We improvised on our drive to get downtown. Usually, 35 W is a staple of our trips to the heart of Minneapolis. But the closure of this major interstate over the Mississippi River forced us to detour through the city. Minneapolis, at least in the summer, doesn’t shut down like many major downtowns. I was struck by the sight of several people, decked out in Minnesota Twins gear. Apparently, they had just attended the Twins game. They seemed carefree, poking each other with what seemed to be game programs, laughing as they crossed the intersection. Meanwhile, only blocks away, was a disaster of enormous scope, with tons of debris from the mangled mass of what was once the Stone Arch Bridge resting awkwardly in the Mississippi River.
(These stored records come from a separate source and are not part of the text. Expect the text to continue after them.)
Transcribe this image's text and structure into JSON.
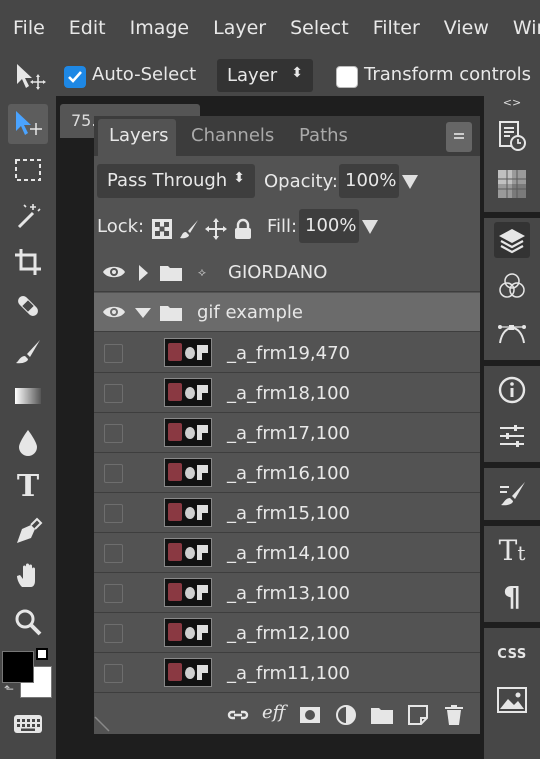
{
  "menubar": {
    "items": [
      "File",
      "Edit",
      "Image",
      "Layer",
      "Select",
      "Filter",
      "View",
      "Wind"
    ]
  },
  "options": {
    "auto_select_label": "Auto-Select",
    "auto_select_checked": true,
    "target_value": "Layer",
    "transform_label": "Transform controls",
    "transform_checked": false
  },
  "document": {
    "tab_label": "75."
  },
  "dock": {
    "collapse_label": "<>"
  },
  "panel": {
    "tabs": [
      "Layers",
      "Channels",
      "Paths"
    ],
    "active_tab": "Layers",
    "blend_mode": "Pass Through",
    "opacity_label": "Opacity:",
    "opacity_value": "100%",
    "lock_label": "Lock:",
    "fill_label": "Fill:",
    "fill_value": "100%",
    "groups": [
      {
        "name": "GIORDANO",
        "expanded": false,
        "visible": true
      },
      {
        "name": "gif example",
        "expanded": true,
        "visible": true
      }
    ],
    "layers": [
      {
        "name": "_a_frm19,470"
      },
      {
        "name": "_a_frm18,100"
      },
      {
        "name": "_a_frm17,100"
      },
      {
        "name": "_a_frm16,100"
      },
      {
        "name": "_a_frm15,100"
      },
      {
        "name": "_a_frm14,100"
      },
      {
        "name": "_a_frm13,100"
      },
      {
        "name": "_a_frm12,100"
      },
      {
        "name": "_a_frm11,100"
      }
    ],
    "footer_fx_label": "eff"
  },
  "colors": {
    "accent": "#1e88e5",
    "panel_bg": "#535353",
    "selected_row": "#6b6b6b"
  }
}
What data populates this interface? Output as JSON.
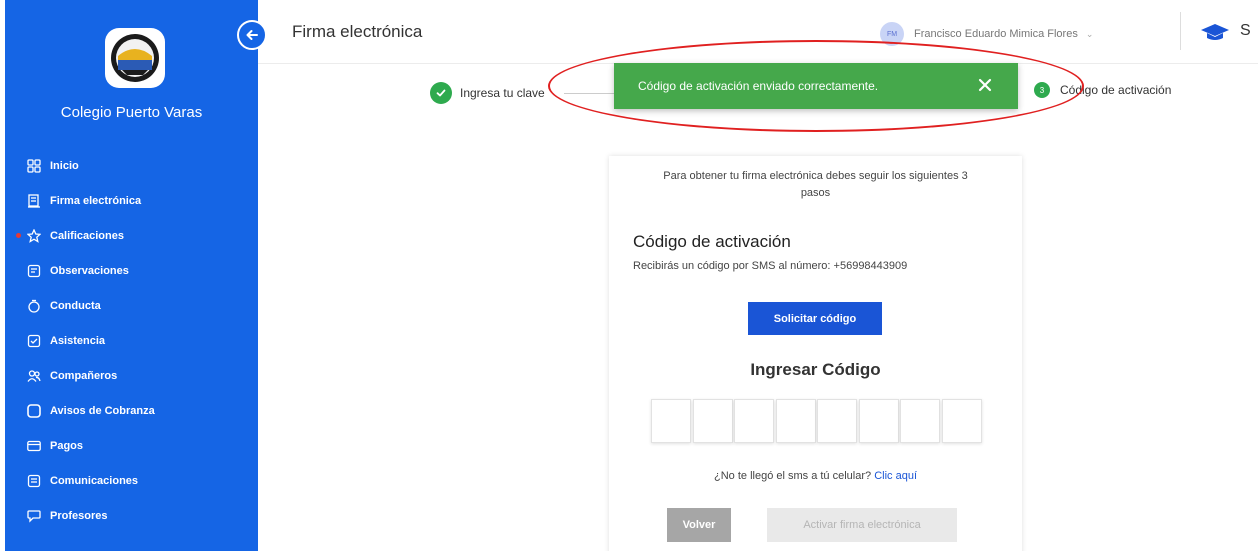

Minneapolis resident Jerry Clark heard the thunder of the bridge collapse from his 19th story apartment building, which overlooks the Mississipi. His recollection of the aftermath, specifically one scene setter, sticks with me at this moment. Upon looking out his window, he saw a huge cloud of smoke and a dozen white balloons, or so he immediately thought. After the shock cleared, he realized those weren’t balloons floating over the river. They were airbags from vehicles involved in what Minnesota Governor Tim Pawlenty has called "a catastrophe of major proportions for Minnesota."
Jeff Goldblatt, a Chicago based reporter for FOX News Channel (FNC), joined the network in September 1999 from WTVJ-TV (NBC), in Miami, Florida, where he served as a general assignment and investigative reporter. You can read his complete bio here.